Enda Kenny’s spokesman yesterday noted the 45-minute speech did at least offer some clarity “as to the what, although not the how” of what Theresa May will ask other European leaders to agree.
But the reality is the Government here cannot adequately prepare for Brexit when it still - incredibly - has no idea what it actually means.
Theresa May might be keen to retain an open Border between Northern Ireland and the Republic, but it also wants to stop free immigration by European citizens - and to pull out of the customs union that allows products to move freely between European countries.
Ireland should not be fooled into thinking our concerns will have any major bearing on the British government’s thinking, or the plans they will eventually pursue.
We also cannot be naive enough to believe the woes of Northern Ireland keep Theresa May awake at night.
Britain will selfishly guard its own interests and we would be delusional to think that our relationship with the British government - “special” as the Prime Minister might describe it - will impact Ms May’s plans.
Ireland’s participation in the EU has largely been defined and assisted by our closest allies. But it would an error of judgement to focus our attentions on the maintenance of that relationship.
Instead the Government must move to forging bonds within the European Union to ensure our interests are selfishly protected.
An unpredictable outlook
2016 was an unforgettable year in politics across the world. 2017 is unpredictable, to say the least.
This time last year Trump never stood a chance. Brexit could never happen.

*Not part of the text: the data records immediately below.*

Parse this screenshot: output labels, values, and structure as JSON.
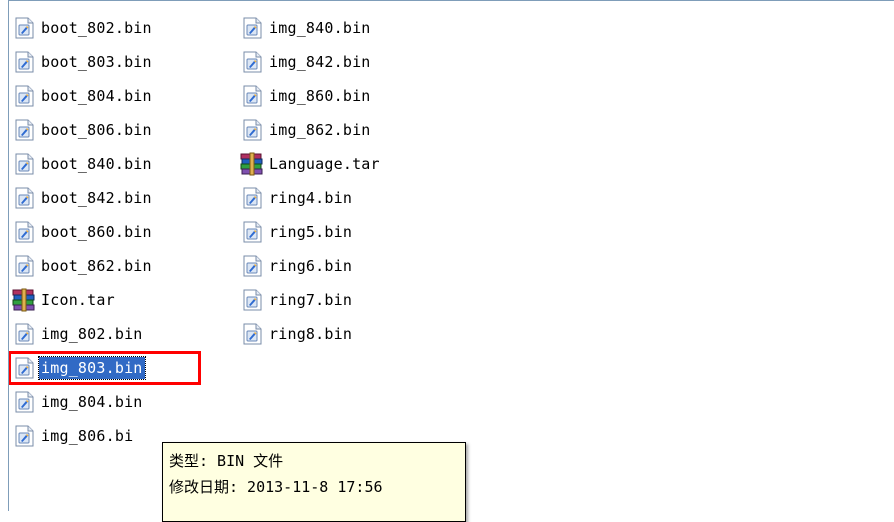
{
  "files_col1": [
    {
      "name": "boot_802.bin",
      "icon": "file-icon",
      "selected": false
    },
    {
      "name": "boot_803.bin",
      "icon": "file-icon",
      "selected": false
    },
    {
      "name": "boot_804.bin",
      "icon": "file-icon",
      "selected": false
    },
    {
      "name": "boot_806.bin",
      "icon": "file-icon",
      "selected": false
    },
    {
      "name": "boot_840.bin",
      "icon": "file-icon",
      "selected": false
    },
    {
      "name": "boot_842.bin",
      "icon": "file-icon",
      "selected": false
    },
    {
      "name": "boot_860.bin",
      "icon": "file-icon",
      "selected": false
    },
    {
      "name": "boot_862.bin",
      "icon": "file-icon",
      "selected": false
    },
    {
      "name": "Icon.tar",
      "icon": "archive-icon",
      "selected": false
    },
    {
      "name": "img_802.bin",
      "icon": "file-icon",
      "selected": false
    },
    {
      "name": "img_803.bin",
      "icon": "file-icon",
      "selected": true
    },
    {
      "name": "img_804.bin",
      "icon": "file-icon",
      "selected": false
    },
    {
      "name": "img_806.bi",
      "icon": "file-icon",
      "selected": false
    }
  ],
  "files_col2": [
    {
      "name": "img_840.bin",
      "icon": "file-icon",
      "selected": false
    },
    {
      "name": "img_842.bin",
      "icon": "file-icon",
      "selected": false
    },
    {
      "name": "img_860.bin",
      "icon": "file-icon",
      "selected": false
    },
    {
      "name": "img_862.bin",
      "icon": "file-icon",
      "selected": false
    },
    {
      "name": "Language.tar",
      "icon": "archive-icon",
      "selected": false
    },
    {
      "name": "ring4.bin",
      "icon": "file-icon",
      "selected": false
    },
    {
      "name": "ring5.bin",
      "icon": "file-icon",
      "selected": false
    },
    {
      "name": "ring6.bin",
      "icon": "file-icon",
      "selected": false
    },
    {
      "name": "ring7.bin",
      "icon": "file-icon",
      "selected": false
    },
    {
      "name": "ring8.bin",
      "icon": "file-icon",
      "selected": false
    }
  ],
  "tooltip": {
    "type_line": "类型: BIN 文件",
    "modified_line": "修改日期: 2013-11-8 17:56"
  },
  "colors": {
    "selection": "#316ac5",
    "highlight_border": "#ff0000",
    "tooltip_bg": "#ffffe1"
  }
}
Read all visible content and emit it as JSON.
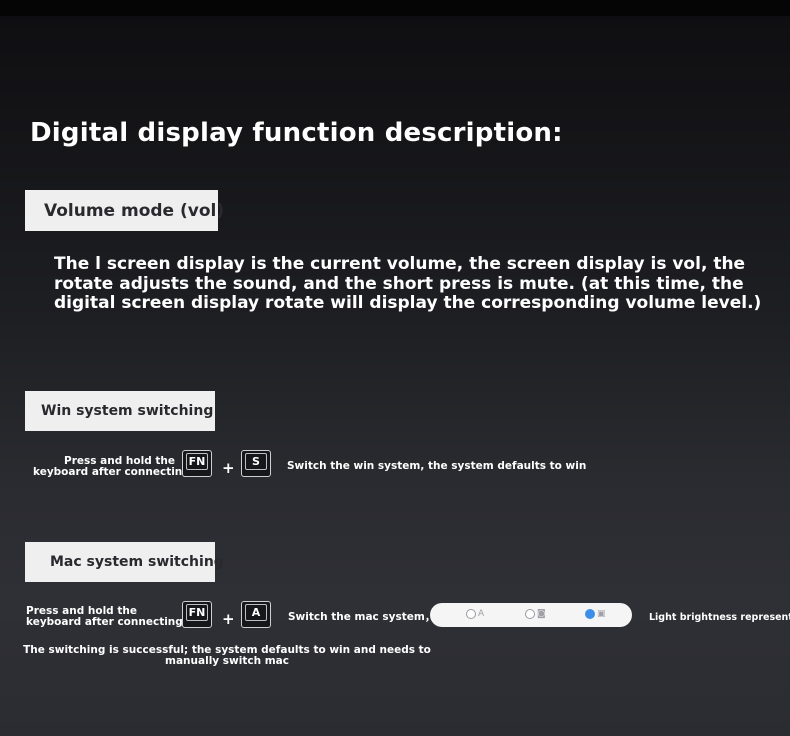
{
  "title": "Digital display function description:",
  "volume": {
    "tag": "Volume mode (vol)",
    "description": "The l screen display is the current volume, the screen display is vol, the rotate adjusts the sound, and the short press is mute. (at this time, the digital screen display rotate will display the corresponding volume level.)"
  },
  "win": {
    "tag": "Win system switching",
    "press_line1": "Press and hold the",
    "press_line2": "keyboard after connecting",
    "key1": "FN",
    "plus": "+",
    "key2": "S",
    "note": "Switch the win system, the system defaults to win"
  },
  "mac": {
    "tag": "Mac system switching",
    "press_line1": "Press and hold the",
    "press_line2": "keyboard after connecting",
    "key1": "FN",
    "plus": "+",
    "key2": "A",
    "note": "Switch the mac system，",
    "light_note": "Light brightness represents",
    "success": "The switching is successful; the system defaults to win and needs to manually switch mac",
    "slider_options": [
      {
        "icon": "letter-a-icon",
        "glyph": "A",
        "selected": false
      },
      {
        "icon": "camera-icon",
        "glyph": "◙",
        "selected": false
      },
      {
        "icon": "screen-icon",
        "glyph": "▣",
        "selected": true
      }
    ]
  },
  "colors": {
    "tag_bg": "#efeff0",
    "tag_text": "#2a2a2e",
    "selected_dot": "#3d8ee8"
  }
}
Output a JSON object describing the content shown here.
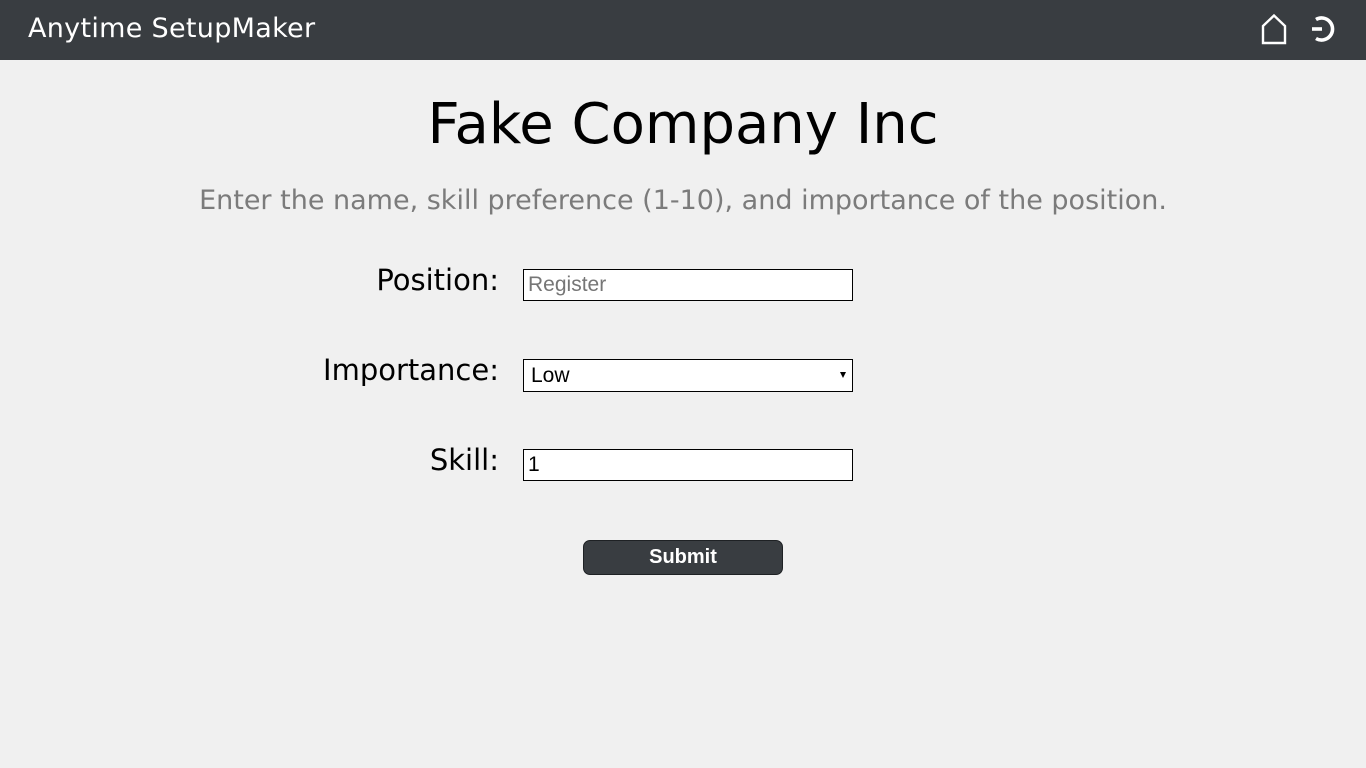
{
  "header": {
    "app_title": "Anytime SetupMaker",
    "home_icon": "home-icon",
    "logout_icon": "logout-icon",
    "background_color": "#393d41"
  },
  "main": {
    "company_title": "Fake Company Inc",
    "instructions": "Enter the name, skill preference (1-10), and importance of the position."
  },
  "form": {
    "position": {
      "label": "Position:",
      "value": "",
      "placeholder": "Register"
    },
    "importance": {
      "label": "Importance:",
      "selected": "Low"
    },
    "skill": {
      "label": "Skill:",
      "value": "1"
    },
    "submit_label": "Submit"
  }
}
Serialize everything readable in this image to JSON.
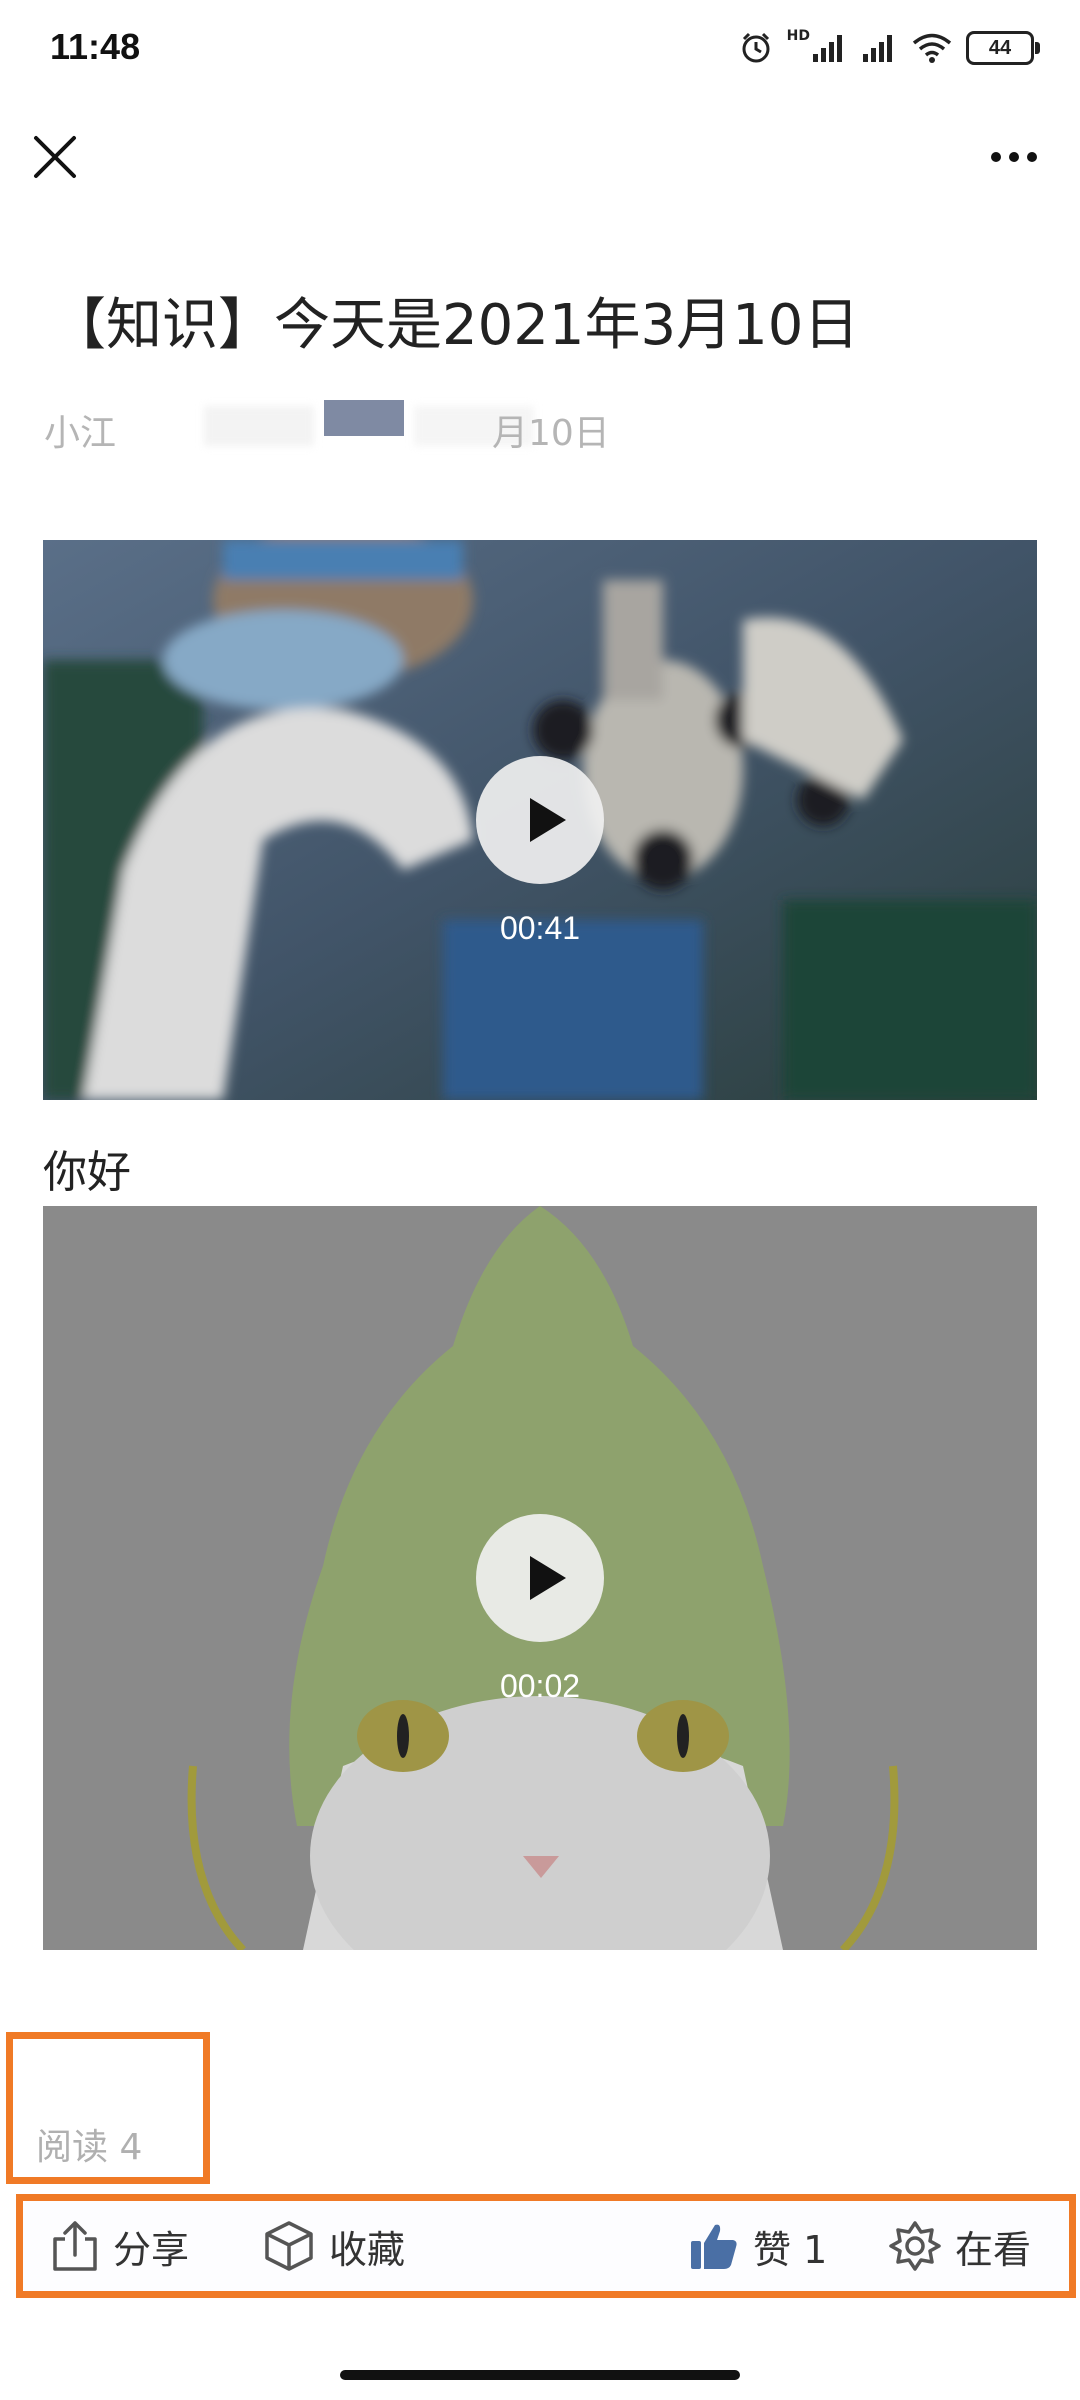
{
  "status_bar": {
    "time": "11:48",
    "hd_label": "HD",
    "battery": "44"
  },
  "header": {
    "close_icon": "close-icon",
    "more_icon": "more-icon"
  },
  "article": {
    "title": "【知识】今天是2021年3月10日",
    "author": "小江",
    "date": "月10日"
  },
  "videos": [
    {
      "duration": "00:41",
      "scene": "surgeon-with-microscope"
    },
    {
      "duration": "00:02",
      "scene": "cat-in-green-hat"
    }
  ],
  "caption": "你好",
  "read_count": "阅读 4",
  "toolbar": {
    "share": "分享",
    "collect": "收藏",
    "like": "赞 1",
    "watching": "在看"
  },
  "colors": {
    "highlight": "#f07a26",
    "like_icon": "#4a6fa5",
    "muted_text": "#b0b0b0"
  }
}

But the impossible became reality, and for the large part, 2017 will be spent dealing with the consequences of 2016.
And a focused, combative response will be required from politicians here.
Domestically, the widely-predicted second election appears unlikely, as the Government has finally managed to settle in. Granted, it is a rather unproductive Government, but that suits them just fine.
The independent TDs in Government have found their feet. Shane Ross and his Independent Alliance colleagues seem quite comfortable with power. In fact, some have become so comfortable so quickly, that their political instincts will warn them not to go back to the electorate too soon.
Fianna Fail is still constrained by the political straightjacket it finds itself in. Micheál Martin is wise enough not to pull the plug on the minority Government with Brexit looming large.
His party also remains quietly confident that it will be back in power after the next election.
Therefore, an election feels far away. But events are a different matter. Nobody can predict what 2017 will bring.
We know it will bring a Commission of Investigation into the sale of Project Eagle by the National Assets Management Agency, a report into the handling of Garda whistleblowers concerns by the Garda Commissioner Noirín O'Sullivan, a final decision on water charges, a likely move towards a referendum on abortion, and public sector pay talks.
It is unlikely any of the above will trip us into an election. It will be the unknown that will have us back on the doorsteps.
In the meantime the Government and Enda Kenny in particular will use the events of 2016 as a shield to cling onto power.